January 25, 2022
Has mind health become a strategic issue for AXA?
Antimo PERRETTA: Our first study showed that pre-existing mental health challenges have been exacerbated by the COVID-19 crisis. According to the OECD, the cost of poorly treated or undiagnosed mental illness represents 4.2% of GDP – €600bn only in the European Union – and 67% of people say they do not have the support they need. Therefore, we expect mind health to have a growing place in the healthcare market. With this study, we want to add mind health into our thinking on health, which is a strategic priority for AXA. In doing so, we can help customers take a holistic approach to their health. Research shows that this is a key determinant of physical well-being and it can contribute to social success.
Gordon WATSON: Mental health is a global and increasingly visible issue. The global cost of mental health conditions is expected to reach $6 trillion by 2030, up from $2.5 trillion in 2010 according to the World Economic Forum and the Harvard School of Public Health.
As a global company with a thriving business across Asia, we also play a role in supporting the well-being of millions of customers across the region. Therefore, we have extended the survey to include key markets in the region – mainland China, Hong Kong, and Japan – and provide a more comprehensive and informed perspective.
How has mind health evolved since the beginning of the crisis?

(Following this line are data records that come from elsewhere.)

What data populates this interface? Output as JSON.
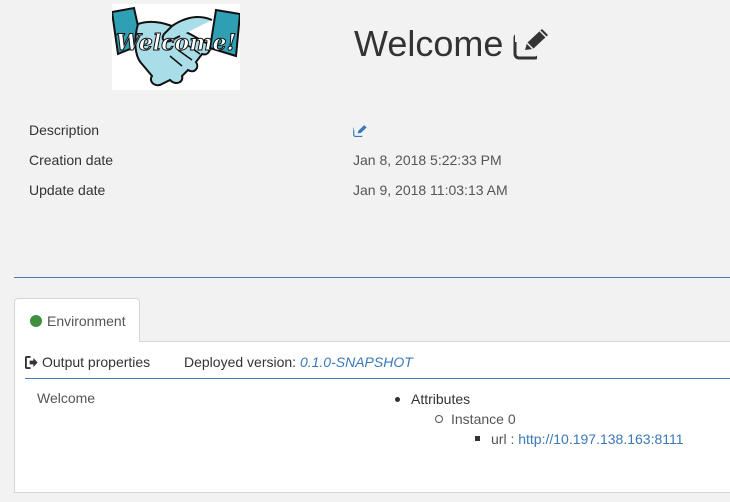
{
  "header": {
    "logo_text": "Welcome!",
    "title": "Welcome",
    "title_edit_icon": "edit-icon"
  },
  "properties": [
    {
      "label": "Description",
      "value": "",
      "icon": "edit-icon"
    },
    {
      "label": "Creation date",
      "value": "Jan 8, 2018 5:22:33 PM"
    },
    {
      "label": "Update date",
      "value": "Jan 9, 2018 11:03:13 AM"
    }
  ],
  "tabs": [
    {
      "label": "Environment",
      "status": "deployed",
      "status_color": "#3f8f3f",
      "active": true
    }
  ],
  "panel": {
    "output_button": {
      "label": "Output properties",
      "icon": "sign-out-icon"
    },
    "deployed_label": "Deployed version:",
    "deployed_version": "0.1.0-SNAPSHOT",
    "output_name": "Welcome",
    "attributes": {
      "label": "Attributes",
      "instance": "Instance 0",
      "url_key": "url :",
      "url_value": "http://10.197.138.163:8111"
    }
  },
  "colors": {
    "accent": "#3a78b8",
    "divider": "#4a7bb7",
    "background": "#f2f2f2"
  }
}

AP: Respondents are aware of the importance of having good mind health and become more willing to talk about mental illness and its impacts on their physical well-being. There is an increasing awareness around mind health which translates into a greater willingness to discuss these issues, a greater resilience of populations, and further empathy towards affected people.
GW: This is even more pronounced in Asia, where 42% of respondents said the pandemic improved their ability to deal with difficult situations, compared with 33% in European countries; and 33% of respondents said that the stigma around mind health has declined, compared with 31% globally. In mainland China, 50% of respondents believe empathy had increased during the pandemic, the highest among all countries surveyed.
AP: However, we note that this willingness to discuss mental ill-health is often limited to the family circle. For example, in Europe, 63% of respondents trust their family and friends to provide support instead of contacting health professionals. This may be explained by the lack of available healthcare services and a solid healthcare infrastructure, or health restrictions. Even countries with well-funded and efficient services are not always considered to be proficient at tackling mental health. Only 38% of those surveyed believed their local health service was up to the mark. Proper attention to mental health is still low and unmet need for care is still high.
What can AXA do as an insurer and employer?
AP: As a global health insurer, AXA has a role to play. Our "payer to partner" strategy enables us to go beyond the simple reimbursement of healthcare costs to provide customers with simple, tailored, and comprehensive solutions, notably in the field of prevention. We believe this approach will help improve the diagnosis and treatment of mental disorders, reduce pressure on healthcare systems, and increase employee protection.
For instance, we launched with Microsoft a global platform (Healthanea) across many of our markets in Europe. It simplifies the healthcare journey by providing access to an ecosystem of integrated health services, including those that promote mental wellbeing. We also have several mind health products and services across Europe, covering the entire healthcare journey – prevention, diagnosis, and treatment.
In parallel, if we want to be impactful, we need to monitor our actions and track our progress. This is the objective of the Mind Health Index which helps AXA assess people’s well-being according to how they feel and identify potential problems before they become serious.
GW: The workplace environment is also a vital factor to employee well-being. Even before the pandemic, AXA Asia signed a Shared Value Pledge to promote mental well-being at work. We also introduced a raft of initiatives that included ramping up staff health benefits during the pandemic, ensuring all markets in Asia have Employee Assistance Programmes in place, and developing a guide for employers to support the mind health of their people during, in collaboration with the Columbia University WHO Center for Global Mental Health.
We also continue to maintain a dialogue with our employees through internal communications and awareness sessions such as the Healthy You campaign and foster work-life balance through the Smart Working program, which gives employees more flexibility in organizing their days.
For our customers, we have set up Emma, an all-in-one digital concierge, available in six countries in the region. Over 25 personalized and easy-to-use healthcare services covering the entire care pathway, from prevention to diagnosis to treatment, such as medication delivery and mental health features, are offered across Asia, with a tailored mix available in each market. In Hong Kong, the platform is part of the AXA BetterMe program, designed to meet customers' holistic health and wellness needs.
AP: Our study has unlocked some valuable insights into the state of mental wellbeing. I am confident that future research, our own as well as others, will continue to empower us to flourish as individuals, and help our communities.